*WORK REQUIRED*: After reading the records, print them all again exactly as they stand.

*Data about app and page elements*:
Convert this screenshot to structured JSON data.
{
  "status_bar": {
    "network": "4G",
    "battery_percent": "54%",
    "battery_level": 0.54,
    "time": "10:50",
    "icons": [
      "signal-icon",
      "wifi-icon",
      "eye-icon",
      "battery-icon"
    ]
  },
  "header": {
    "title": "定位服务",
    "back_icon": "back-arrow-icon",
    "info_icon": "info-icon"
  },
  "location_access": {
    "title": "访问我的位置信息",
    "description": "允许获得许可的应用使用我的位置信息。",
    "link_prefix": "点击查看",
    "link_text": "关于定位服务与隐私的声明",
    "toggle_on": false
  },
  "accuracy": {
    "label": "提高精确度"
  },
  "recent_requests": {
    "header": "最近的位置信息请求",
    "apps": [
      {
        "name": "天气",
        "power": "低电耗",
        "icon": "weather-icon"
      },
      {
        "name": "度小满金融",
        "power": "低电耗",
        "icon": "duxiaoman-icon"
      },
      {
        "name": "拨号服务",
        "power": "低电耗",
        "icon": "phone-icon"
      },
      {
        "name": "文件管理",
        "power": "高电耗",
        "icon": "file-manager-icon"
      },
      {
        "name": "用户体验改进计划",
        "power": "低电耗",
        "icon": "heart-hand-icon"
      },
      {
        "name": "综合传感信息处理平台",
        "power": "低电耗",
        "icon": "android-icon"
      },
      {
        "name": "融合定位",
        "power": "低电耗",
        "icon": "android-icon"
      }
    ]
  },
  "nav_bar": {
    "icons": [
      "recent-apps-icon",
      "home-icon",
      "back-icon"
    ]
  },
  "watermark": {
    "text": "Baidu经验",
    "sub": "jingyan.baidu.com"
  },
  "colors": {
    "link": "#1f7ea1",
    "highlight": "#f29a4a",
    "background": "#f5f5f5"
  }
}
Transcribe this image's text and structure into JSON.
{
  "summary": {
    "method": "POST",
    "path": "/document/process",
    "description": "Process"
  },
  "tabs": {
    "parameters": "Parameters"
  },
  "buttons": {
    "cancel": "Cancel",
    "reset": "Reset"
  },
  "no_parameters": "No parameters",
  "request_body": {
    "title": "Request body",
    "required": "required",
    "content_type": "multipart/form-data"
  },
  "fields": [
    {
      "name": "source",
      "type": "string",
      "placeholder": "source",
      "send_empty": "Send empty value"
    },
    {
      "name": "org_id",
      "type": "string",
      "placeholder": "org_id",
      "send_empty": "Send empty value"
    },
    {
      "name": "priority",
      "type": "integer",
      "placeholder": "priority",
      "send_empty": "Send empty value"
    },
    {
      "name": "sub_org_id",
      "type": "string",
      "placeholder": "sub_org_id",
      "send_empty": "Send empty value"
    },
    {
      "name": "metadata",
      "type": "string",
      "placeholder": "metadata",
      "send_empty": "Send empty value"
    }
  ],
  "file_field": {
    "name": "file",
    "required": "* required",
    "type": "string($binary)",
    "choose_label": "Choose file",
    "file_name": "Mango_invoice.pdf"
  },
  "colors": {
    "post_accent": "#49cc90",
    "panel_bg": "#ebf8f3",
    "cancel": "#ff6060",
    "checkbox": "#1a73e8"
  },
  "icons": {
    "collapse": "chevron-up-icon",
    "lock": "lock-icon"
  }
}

*TASK RESULT*:
Convert this screenshot to structured JSON data.
{
  "status_bar": {
    "network": "4G",
    "battery_percent": "54%",
    "battery_level": 0.54,
    "time": "10:50",
    "icons": [
      "signal-icon",
      "wifi-icon",
      "eye-icon",
      "battery-icon"
    ]
  },
  "header": {
    "title": "定位服务",
    "back_icon": "back-arrow-icon",
    "info_icon": "info-icon"
  },
  "location_access": {
    "title": "访问我的位置信息",
    "description": "允许获得许可的应用使用我的位置信息。",
    "link_prefix": "点击查看",
    "link_text": "关于定位服务与隐私的声明",
    "toggle_on": false
  },
  "accuracy": {
    "label": "提高精确度"
  },
  "recent_requests": {
    "header": "最近的位置信息请求",
    "apps": [
      {
        "name": "天气",
        "power": "低电耗",
        "icon": "weather-icon"
      },
      {
        "name": "度小满金融",
        "power": "低电耗",
        "icon": "duxiaoman-icon"
      },
      {
        "name": "拨号服务",
        "power": "低电耗",
        "icon": "phone-icon"
      },
      {
        "name": "文件管理",
        "power": "高电耗",
        "icon": "file-manager-icon"
      },
      {
        "name": "用户体验改进计划",
        "power": "低电耗",
        "icon": "heart-hand-icon"
      },
      {
        "name": "综合传感信息处理平台",
        "power": "低电耗",
        "icon": "android-icon"
      },
      {
        "name": "融合定位",
        "power": "低电耗",
        "icon": "android-icon"
      }
    ]
  },
  "nav_bar": {
    "icons": [
      "recent-apps-icon",
      "home-icon",
      "back-icon"
    ]
  },
  "watermark": {
    "text": "Baidu经验",
    "sub": "jingyan.baidu.com"
  },
  "colors": {
    "link": "#1f7ea1",
    "highlight": "#f29a4a",
    "background": "#f5f5f5"
  }
}
Transcribe this image's text and structure into JSON.
{
  "summary": {
    "method": "POST",
    "path": "/document/process",
    "description": "Process"
  },
  "tabs": {
    "parameters": "Parameters"
  },
  "buttons": {
    "cancel": "Cancel",
    "reset": "Reset"
  },
  "no_parameters": "No parameters",
  "request_body": {
    "title": "Request body",
    "required": "required",
    "content_type": "multipart/form-data"
  },
  "fields": [
    {
      "name": "source",
      "type": "string",
      "placeholder": "source",
      "send_empty": "Send empty value"
    },
    {
      "name": "org_id",
      "type": "string",
      "placeholder": "org_id",
      "send_empty": "Send empty value"
    },
    {
      "name": "priority",
      "type": "integer",
      "placeholder": "priority",
      "send_empty": "Send empty value"
    },
    {
      "name": "sub_org_id",
      "type": "string",
      "placeholder": "sub_org_id",
      "send_empty": "Send empty value"
    },
    {
      "name": "metadata",
      "type": "string",
      "placeholder": "metadata",
      "send_empty": "Send empty value"
    }
  ],
  "file_field": {
    "name": "file",
    "required": "* required",
    "type": "string($binary)",
    "choose_label": "Choose file",
    "file_name": "Mango_invoice.pdf"
  },
  "colors": {
    "post_accent": "#49cc90",
    "panel_bg": "#ebf8f3",
    "cancel": "#ff6060",
    "checkbox": "#1a73e8"
  },
  "icons": {
    "collapse": "chevron-up-icon",
    "lock": "lock-icon"
  }
}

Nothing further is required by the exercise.